Every year we hear the experts warning everyone how careful they need to be with their Christmas lights because they could cause a short circuit. But you don't hear them reminding everyone how their Christmas lights are killing their WiFi signal.

That's right, those beautiful twinkling lights are keeping a dark secret affecting your internet connection. The secret is that they emit their own waves which do not allow your Wi-Fi connection to work at its maximum. You've probably had enough trouble with your ISP for the rest of the year, and the last thing you need is for your Christmas lights to be hurting your connection as well.

How to get a better singal

To get the most out of your WiFi signal, you may want to move your router away from your Christmas lights, electronics, and maybe even use the Ethernet cable. Place your router in a secluded area, away from your everyday devices, so the baby monitor waves don't interfere with you from streaming the latest episode of Big Bang Theory.

If you decorate your tree with a decent amount of lights, your WiFi signal might not be affected too much, but the more lights you add, the greater the interference. So making your tree the new sun wouldn't be such a good idea, at least for your internet connection. Christmas lights are generally unshielded, and that's why the lights can affect your signal.

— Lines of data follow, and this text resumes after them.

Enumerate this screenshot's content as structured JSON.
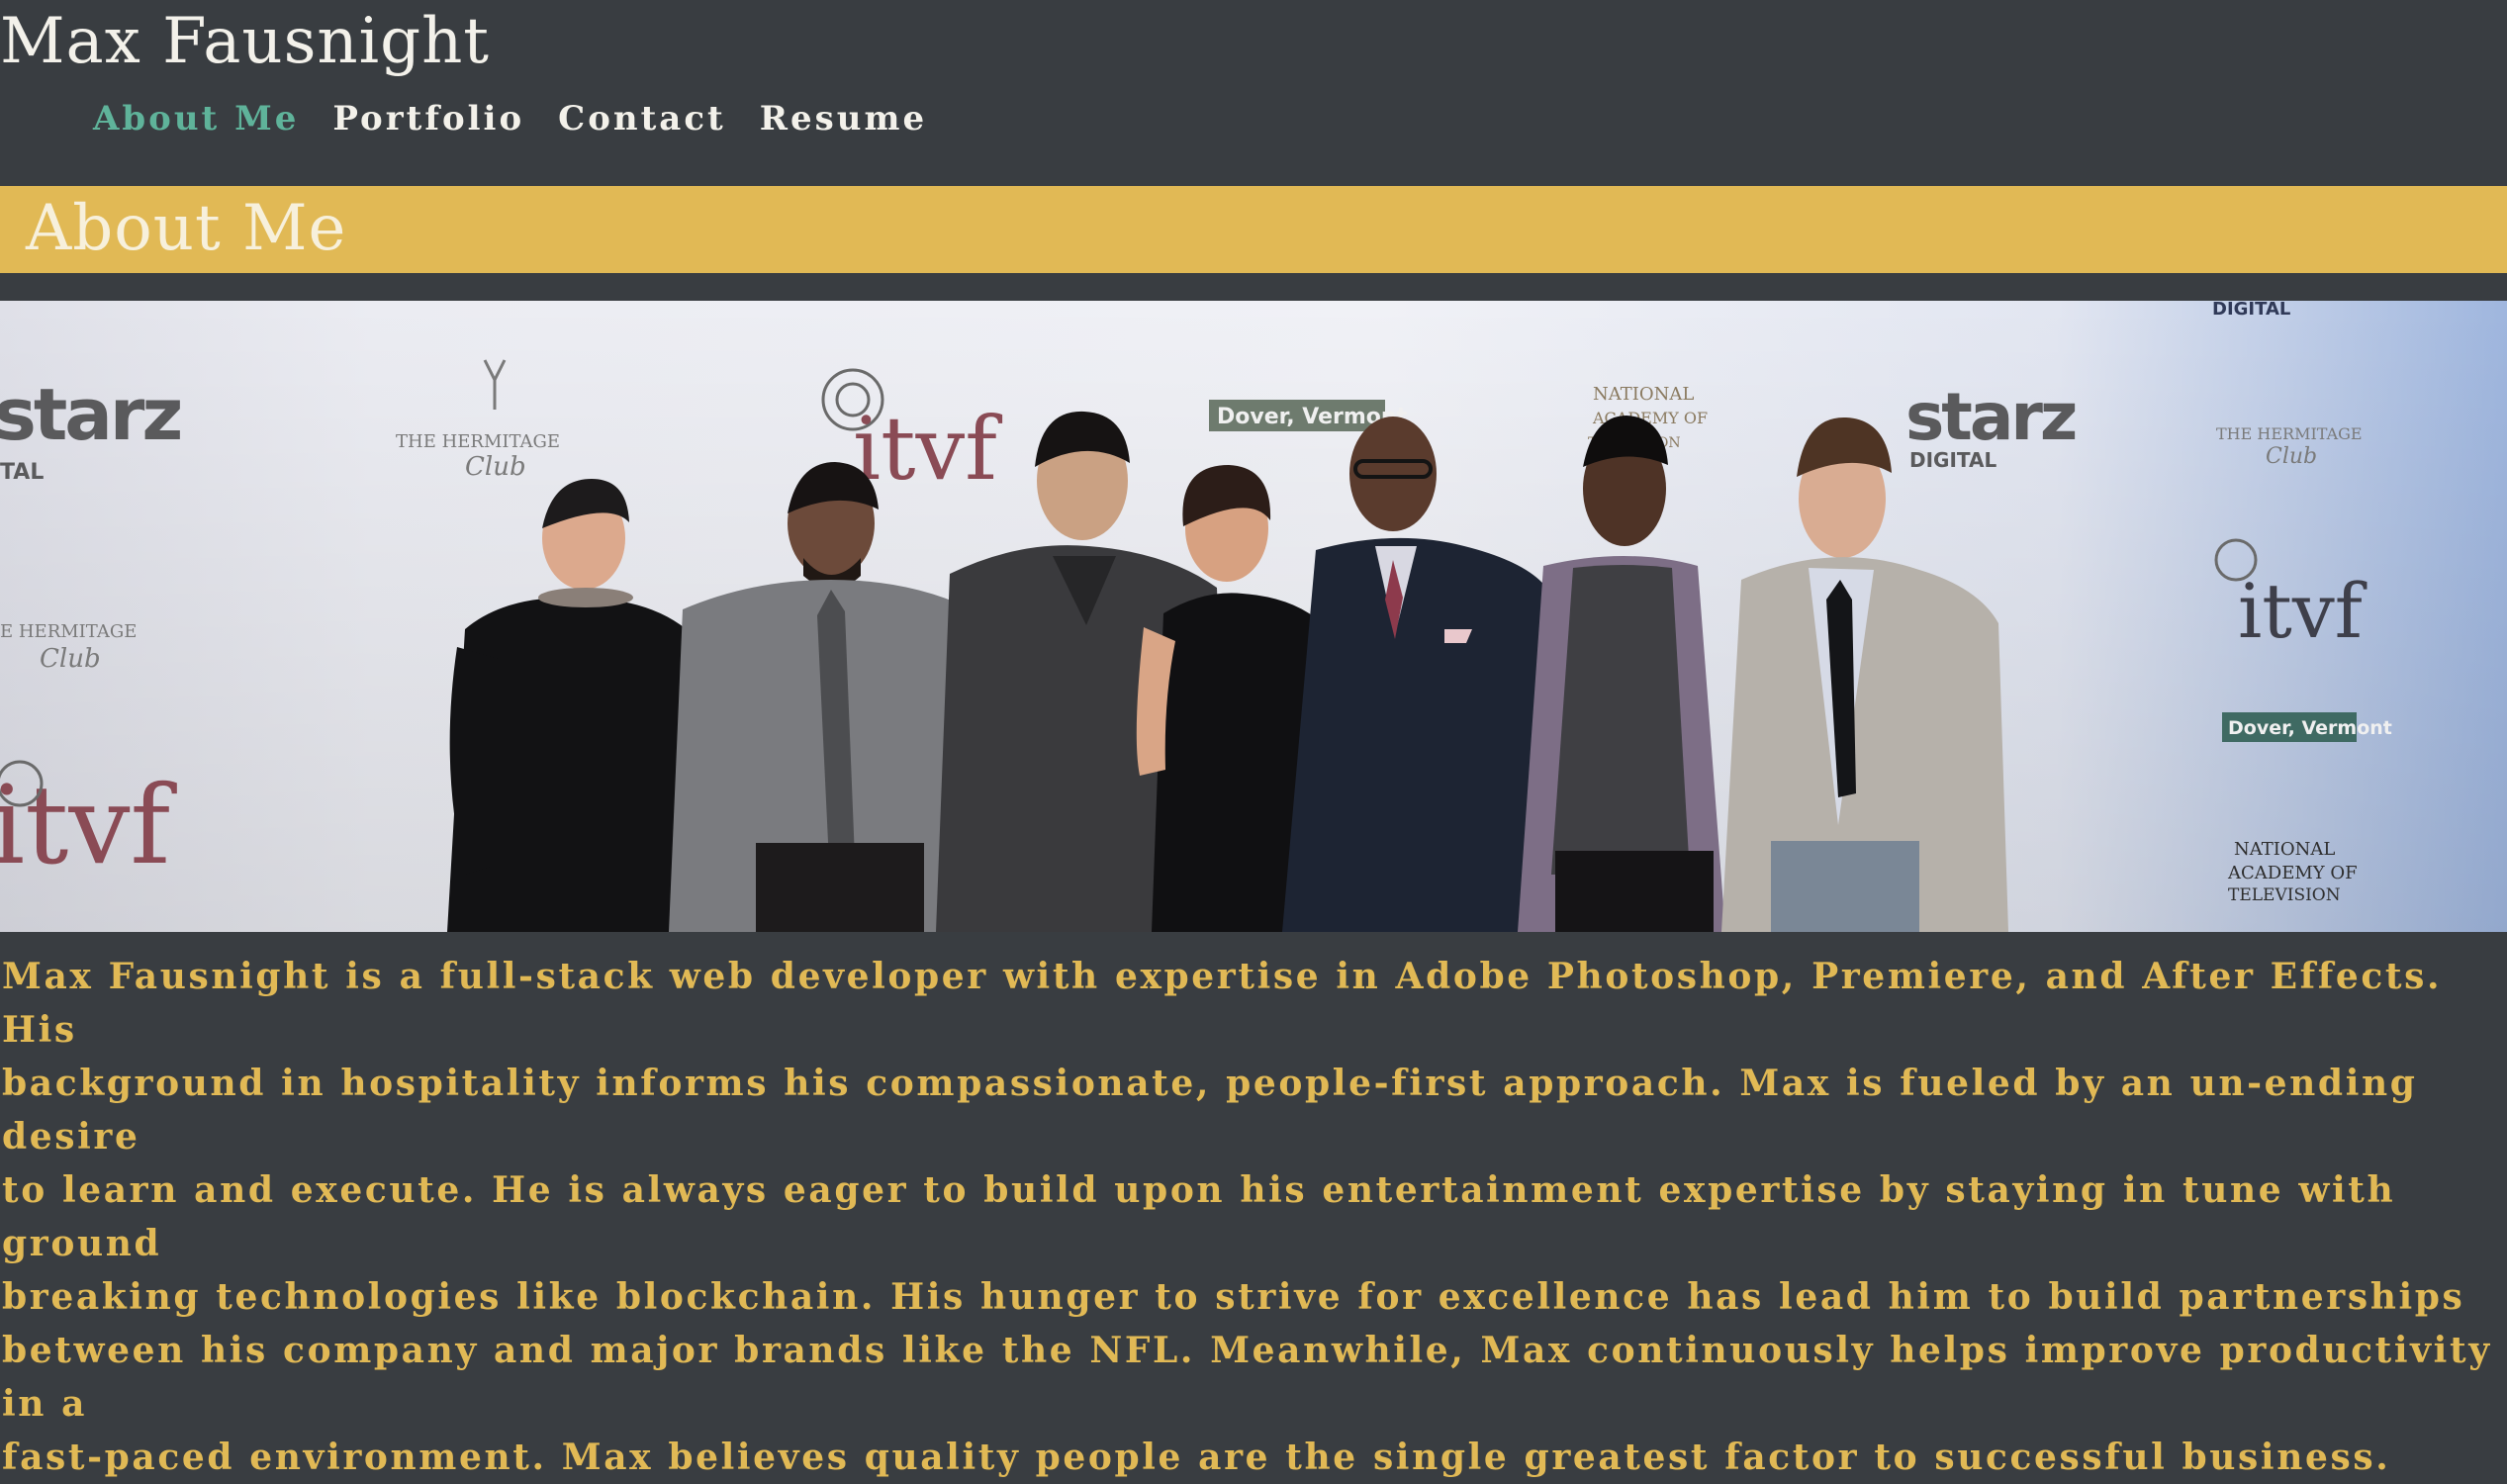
{
  "site": {
    "title": "Max Fausnight",
    "accent_color": "#5fb39a",
    "banner_color": "#e1b955",
    "background_color": "#393d41"
  },
  "nav": {
    "items": [
      {
        "label": "About Me",
        "active": true
      },
      {
        "label": "Portfolio",
        "active": false
      },
      {
        "label": "Contact",
        "active": false
      },
      {
        "label": "Resume",
        "active": false
      }
    ]
  },
  "section": {
    "title": "About Me"
  },
  "hero": {
    "backdrop_logos": [
      "starz",
      "itvf",
      "Dover, Vermont",
      "THE HERMITAGE Club",
      "NATIONAL ACADEMY OF TELEVISION",
      "DIGITAL"
    ]
  },
  "bio": {
    "text": "Max Fausnight is a full-stack web developer with expertise in Adobe Photoshop, Premiere, and After Effects. His\nbackground in hospitality informs his compassionate, people-first approach. Max is fueled by an un-ending desire\nto learn and execute. He is always eager to build upon his entertainment expertise by staying in tune with ground\nbreaking technologies like blockchain. His hunger to strive for excellence has lead him to build partnerships\nbetween his company and major brands like the NFL. Meanwhile, Max continuously helps improve productivity in a\nfast-paced environment. Max believes quality people are the single greatest factor to successful business."
  }
}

You can also avoid having too many devices on (besides your lights) because your WiFi signal can completely disappear if too many signals are getting in your way. Since your WiFi and devices like your smartphone operate in a certain range of the electromagnetic spectrum, it's easy for their signals to get mixed up. Christmas lights do not directly harm your WiFi, but they do damage the radio frequency signals emitted by the flow of electricity.

You should also keep in mind that the thickness of the walls in your home also impacts your WiFi signal if you have the router in another room. Also, if there is another WiFi signal too close to yours, it can also affect your signal. If you add this to your Christmas lights, you might be wondering how you can always check your Instagram profile.

Flashing Christmas lights are also to blame since they disrupt the electrical juice that is given to your router. The interference you might experience might not stop you from browsing the web, but chances are the voice communication software you're using is having problems.

Conclusion

I don't want to ruin your vacation with this information, but at least you know that if you were to experience a drop in your WiFi signal, you know who might be responsible. If you liked the information, don't forget to share it and let me know how many lights you plan to install this year in the comments.